Online Desk |  10 months ago | local
PARLIAMENT faces more than 10 outstanding Bills with the process of debate, amendment and acceptance set to be concluded when it resumes its ordinary sitting at the end of this month after the end-of-year break.
Legislators were recalled during this recess to consider a preliminary Delimitation report prepared by the Zimbabwe Electoral Commission (ZEC) and Parliament has since submitted its report to President Mnangagwa.
The outstanding 10 Bills will have to be debated alongside 16 additional Bills that were announced by President Mnangagwa when he officially opened the Fifth Session of the Ninth Parliament where he unveiled the legislative agenda for the Session in the magnificent new Parliament building in Mount Hampden. Some of the Bills will have to be debated and disposed of expeditiously because they have a bearing on the forthcoming harmonised elections.
They include the Electoral Amendment Bill which will stop the use of driver’s licences as proof of identity by persons who register as voters and who obtain ballot papers at polling stations.
It will bring into operation Constitutional amendments for the election of the 10 youth members of the National Assembly, one from each province, as well as the continued election of 60 women, six from each province, to the National Assembly under a party-list system.
The Bill will provide for the election of women on a party-list system to provincial councils and local authorities, and will prevent people from being nominated for election if they have been convicted of certain offences and set a time-limit for the withdrawal of constituency candidates.

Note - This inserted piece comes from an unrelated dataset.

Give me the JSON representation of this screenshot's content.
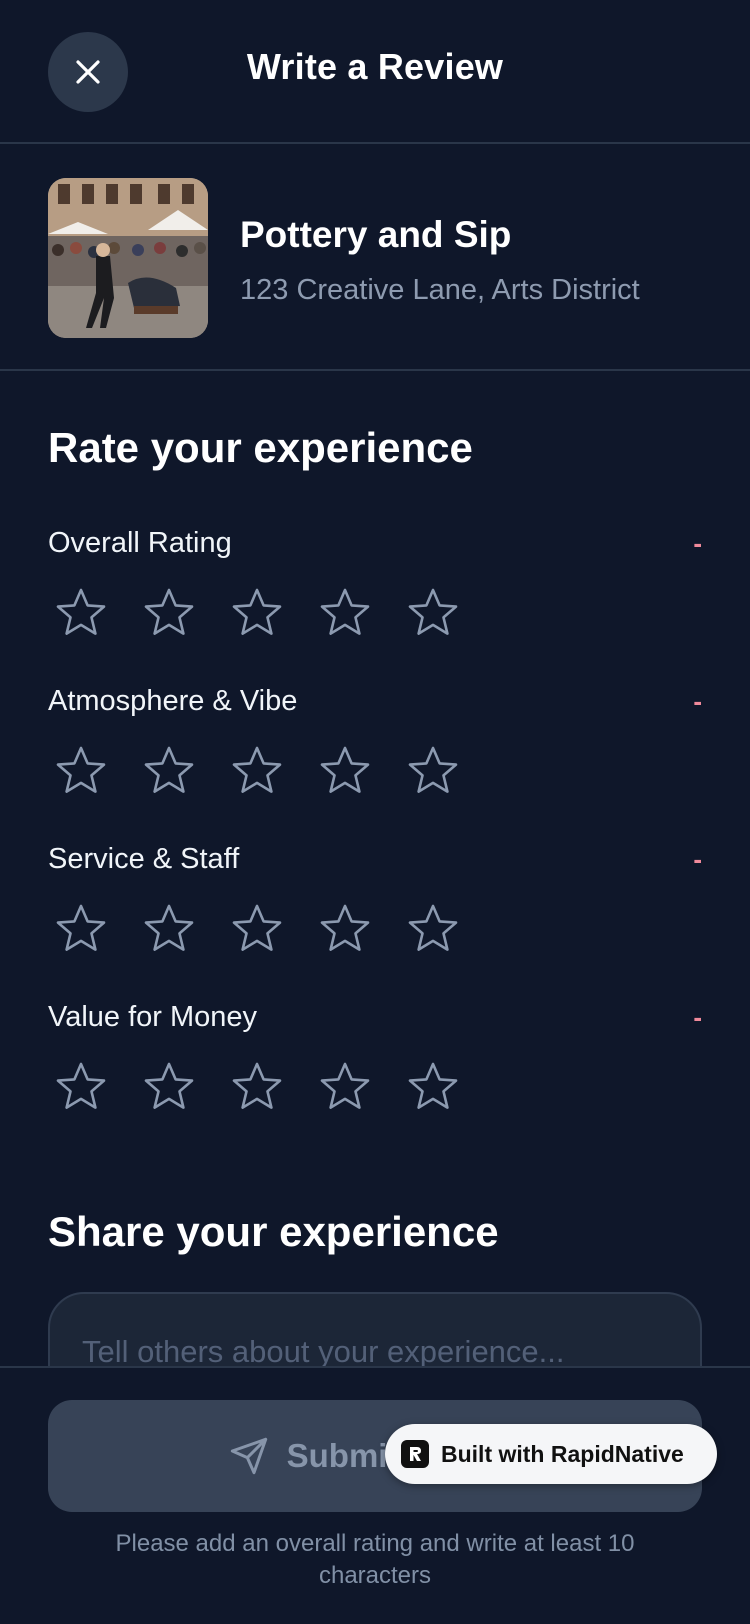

Other Bills that remain outstanding and which will be considered include: Police Amendment Bill, Private Voluntary Organisation Amendment Bill, Provincial Councils and Administration Amendment Bill, Labour Amendment Bill, Child Justice Bill, Judicial Laws (Amendment) Bill, Prisons and Correctional Service (Amendment) Bill, Insurance and Pension Commission Amendment Bill and the Electricity Amendment Bill.
The long awaited Mines and Mining Amendment Bill, which President Mnangagwa withheld his assent to a few years ago after expressing some reservations, is still to be brought back to Parliament.
Another Bill that drew a lot of debate is the Private Voluntary Organisation Amendment Bill, which seeks to ensure all funds of these organisations are in the formal banking system and which will prohibit any private voluntary organisation from supporting or opposing any political party or candidate in a presidential, parliamentary or local government election. The Bill sailed through the National Assembly with amendments arising from discussions between the Government and civil society organisations.
The proposed law will criminalise any action by civil society organisations to support, oppose or fund political parties or candidates in elections and will lay down civil penalties for receiving or moving money outside the formal banking system.